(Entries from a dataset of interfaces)
***
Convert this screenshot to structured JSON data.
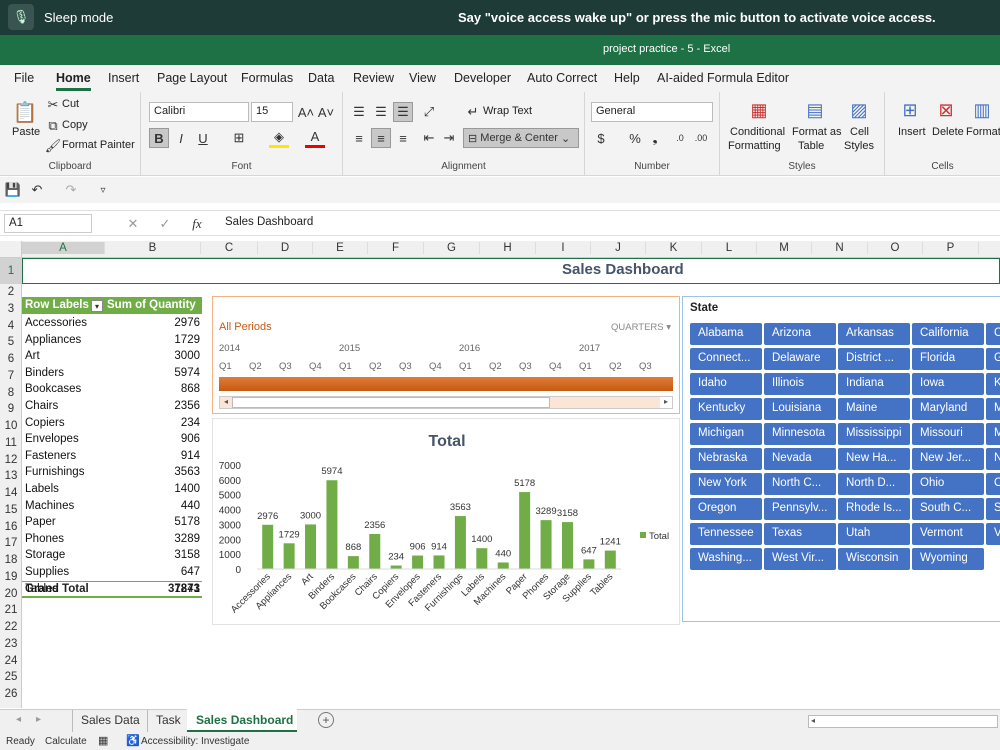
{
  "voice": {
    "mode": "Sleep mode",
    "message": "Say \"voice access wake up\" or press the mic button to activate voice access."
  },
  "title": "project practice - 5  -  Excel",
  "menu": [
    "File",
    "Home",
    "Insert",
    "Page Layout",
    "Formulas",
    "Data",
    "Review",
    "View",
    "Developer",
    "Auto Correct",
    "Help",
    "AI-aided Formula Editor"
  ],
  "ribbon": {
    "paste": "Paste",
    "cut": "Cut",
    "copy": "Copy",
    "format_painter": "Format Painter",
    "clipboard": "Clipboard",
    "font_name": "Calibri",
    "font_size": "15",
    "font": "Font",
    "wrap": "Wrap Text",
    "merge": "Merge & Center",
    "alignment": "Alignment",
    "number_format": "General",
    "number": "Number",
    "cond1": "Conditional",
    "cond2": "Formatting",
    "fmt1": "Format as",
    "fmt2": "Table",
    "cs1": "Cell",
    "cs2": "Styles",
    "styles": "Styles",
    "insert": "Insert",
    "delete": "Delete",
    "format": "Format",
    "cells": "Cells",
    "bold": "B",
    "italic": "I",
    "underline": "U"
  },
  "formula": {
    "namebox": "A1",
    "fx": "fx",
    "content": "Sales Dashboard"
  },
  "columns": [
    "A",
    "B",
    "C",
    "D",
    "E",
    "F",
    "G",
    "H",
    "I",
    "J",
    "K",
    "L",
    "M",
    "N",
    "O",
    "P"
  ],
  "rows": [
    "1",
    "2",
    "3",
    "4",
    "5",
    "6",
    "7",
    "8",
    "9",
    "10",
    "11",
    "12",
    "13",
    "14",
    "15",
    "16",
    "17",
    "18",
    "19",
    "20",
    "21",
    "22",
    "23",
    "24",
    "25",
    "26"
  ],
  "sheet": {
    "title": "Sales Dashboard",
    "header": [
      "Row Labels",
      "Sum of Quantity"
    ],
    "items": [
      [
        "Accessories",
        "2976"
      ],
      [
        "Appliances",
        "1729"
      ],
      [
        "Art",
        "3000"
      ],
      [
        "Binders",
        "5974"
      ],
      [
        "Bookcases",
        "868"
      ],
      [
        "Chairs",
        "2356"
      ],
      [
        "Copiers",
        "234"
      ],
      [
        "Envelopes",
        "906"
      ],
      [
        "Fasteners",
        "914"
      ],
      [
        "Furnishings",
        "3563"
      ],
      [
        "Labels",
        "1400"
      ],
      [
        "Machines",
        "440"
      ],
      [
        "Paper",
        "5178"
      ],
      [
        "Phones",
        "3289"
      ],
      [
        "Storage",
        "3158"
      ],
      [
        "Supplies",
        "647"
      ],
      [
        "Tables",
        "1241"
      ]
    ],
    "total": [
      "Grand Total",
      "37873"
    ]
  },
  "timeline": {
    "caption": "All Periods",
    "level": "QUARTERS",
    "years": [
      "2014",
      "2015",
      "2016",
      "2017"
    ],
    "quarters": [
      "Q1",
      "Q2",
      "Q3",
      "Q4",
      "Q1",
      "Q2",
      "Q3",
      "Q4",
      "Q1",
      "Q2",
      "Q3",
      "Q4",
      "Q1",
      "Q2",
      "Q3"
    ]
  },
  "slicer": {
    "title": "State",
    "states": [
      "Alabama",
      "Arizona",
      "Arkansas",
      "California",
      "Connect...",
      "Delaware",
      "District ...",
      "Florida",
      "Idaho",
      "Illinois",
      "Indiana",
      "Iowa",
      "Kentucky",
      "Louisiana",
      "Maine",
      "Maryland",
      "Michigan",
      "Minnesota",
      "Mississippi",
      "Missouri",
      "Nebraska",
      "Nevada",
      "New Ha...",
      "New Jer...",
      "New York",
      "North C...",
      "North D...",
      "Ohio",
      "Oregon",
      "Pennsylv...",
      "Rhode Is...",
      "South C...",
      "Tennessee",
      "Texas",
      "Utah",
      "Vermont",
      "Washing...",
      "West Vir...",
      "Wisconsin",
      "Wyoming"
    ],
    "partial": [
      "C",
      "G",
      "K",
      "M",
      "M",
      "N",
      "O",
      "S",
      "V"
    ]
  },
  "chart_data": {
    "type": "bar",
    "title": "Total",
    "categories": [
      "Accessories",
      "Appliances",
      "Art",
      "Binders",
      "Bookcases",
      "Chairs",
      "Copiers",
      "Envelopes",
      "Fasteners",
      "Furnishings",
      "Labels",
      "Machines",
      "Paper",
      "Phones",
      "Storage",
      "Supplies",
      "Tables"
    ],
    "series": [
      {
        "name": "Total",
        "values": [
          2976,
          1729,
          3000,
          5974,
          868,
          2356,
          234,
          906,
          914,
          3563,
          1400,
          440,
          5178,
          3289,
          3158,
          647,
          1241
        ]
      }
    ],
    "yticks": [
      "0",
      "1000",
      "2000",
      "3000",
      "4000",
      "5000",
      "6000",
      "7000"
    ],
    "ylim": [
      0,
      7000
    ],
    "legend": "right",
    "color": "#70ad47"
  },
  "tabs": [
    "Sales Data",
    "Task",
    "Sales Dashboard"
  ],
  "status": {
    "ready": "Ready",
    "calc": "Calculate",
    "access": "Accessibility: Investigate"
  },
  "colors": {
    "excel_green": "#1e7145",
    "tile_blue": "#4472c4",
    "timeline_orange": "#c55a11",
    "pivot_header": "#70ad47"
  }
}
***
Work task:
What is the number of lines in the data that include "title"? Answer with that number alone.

Task response:
4